Shrinking footprints of foreign banks in India Foreign banks are increasingly shrinking their presence in India and are also becoming more conservative than private and public sector counterparts. While many of them have sold some of their businesses in India as part of their global strategy, some are trying to keep their core expertise intact. Others are branching out to newer areas to continue business momentum.For example, HSBC and Barclays Bank in India have got out of the retail business, whereas corporate-focused Standard Chartered Bank is now trying to increase its focus on retail “Building a retail franchise is a huge exercise and takes a long time. You cannot afford to lose it,” said Shashank Joshi, Bank of Tokyo-Mitsubishi UFJ’s India head.According to the Reserve Bank of India (RBI) data, foreign banks’ combined loan book shrunk nearly 10 per cent from Rs 3.78 trillion in fiscal 2015-16 to Rs 3.42 trillion last financial year. The banking industry, which includes foreign banks…

New money laundering norms stump jewellery sector

New money laundering norms stump jewellery sector Dealers with turnover of Rs 2 crore and above covered; industry says threshold too low The central government has notified the money laundering rules for the gems and jewellery sector with immediate effect. Now, any entity deals in precious metals, precious stones, or other high-value goods and has a turnover of Rs 2 crore or more in a financial year will be covered under the Prevention of Money Laundering Act, 2002 (PMLA, 2002). The limit of Rs 2 crore would be calculated on the basis of the previous year’s turnover, said the notification. The directorate general of goods and service tax intelligence has been appointed under the Act. Sources said the government’s move to apply the PMLA to the jewellery sector was a fallout of income-tax raids on jewellers soon after demonetisation last November, when it was found that they sold gold and jewellery at a huge premium and accepted old currency notes as payment. The notification, issued on Augus…
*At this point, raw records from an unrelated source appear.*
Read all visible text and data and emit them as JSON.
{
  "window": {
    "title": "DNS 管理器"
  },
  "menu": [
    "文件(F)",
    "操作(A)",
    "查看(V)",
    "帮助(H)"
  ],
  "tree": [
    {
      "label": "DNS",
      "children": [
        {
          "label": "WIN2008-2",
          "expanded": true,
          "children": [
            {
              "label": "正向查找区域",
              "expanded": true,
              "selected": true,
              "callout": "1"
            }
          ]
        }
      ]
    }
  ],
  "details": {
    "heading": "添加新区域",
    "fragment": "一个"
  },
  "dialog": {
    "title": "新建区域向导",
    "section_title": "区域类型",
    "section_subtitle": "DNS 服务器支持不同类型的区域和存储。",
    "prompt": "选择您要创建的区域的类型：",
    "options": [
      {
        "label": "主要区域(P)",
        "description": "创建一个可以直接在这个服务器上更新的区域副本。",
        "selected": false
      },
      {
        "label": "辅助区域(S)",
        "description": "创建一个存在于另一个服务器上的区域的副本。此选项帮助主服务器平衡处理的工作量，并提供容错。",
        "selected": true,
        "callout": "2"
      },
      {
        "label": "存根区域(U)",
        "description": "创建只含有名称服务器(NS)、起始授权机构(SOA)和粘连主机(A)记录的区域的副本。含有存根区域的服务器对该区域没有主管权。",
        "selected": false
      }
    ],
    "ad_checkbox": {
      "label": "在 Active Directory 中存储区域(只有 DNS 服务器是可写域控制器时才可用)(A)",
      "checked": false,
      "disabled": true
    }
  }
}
Confusion over branded food GST

Confusion over branded food GST The GST Council's statement over the weekend on applying tax on branded food items has left most of the trade confused.

Even though the Council has not changed the rates on food -0 per cent on unbranded stuff and 5 per cent on brands -many small traders who didn't levy GST earlier said they could come under the 5 per cent slab after the clarification.

While they predicted some increase in consumer prices, large players said they can absorb GST in many ways and keep prices steady.

"Trade is confused and hence on behalf of our chamber, we have asked our members to go ahead and charge 5 per cent GST," said Sushil Sureka, general secretary of the Ahilya Chamber of Commerce and Industry in Indore.

The statement clarifying the application of GST came after some businesses were found deregistering their brands and selling under corporate brand name without paying tax, after the Council exempted unbranded food from the new all-encompassing indirec…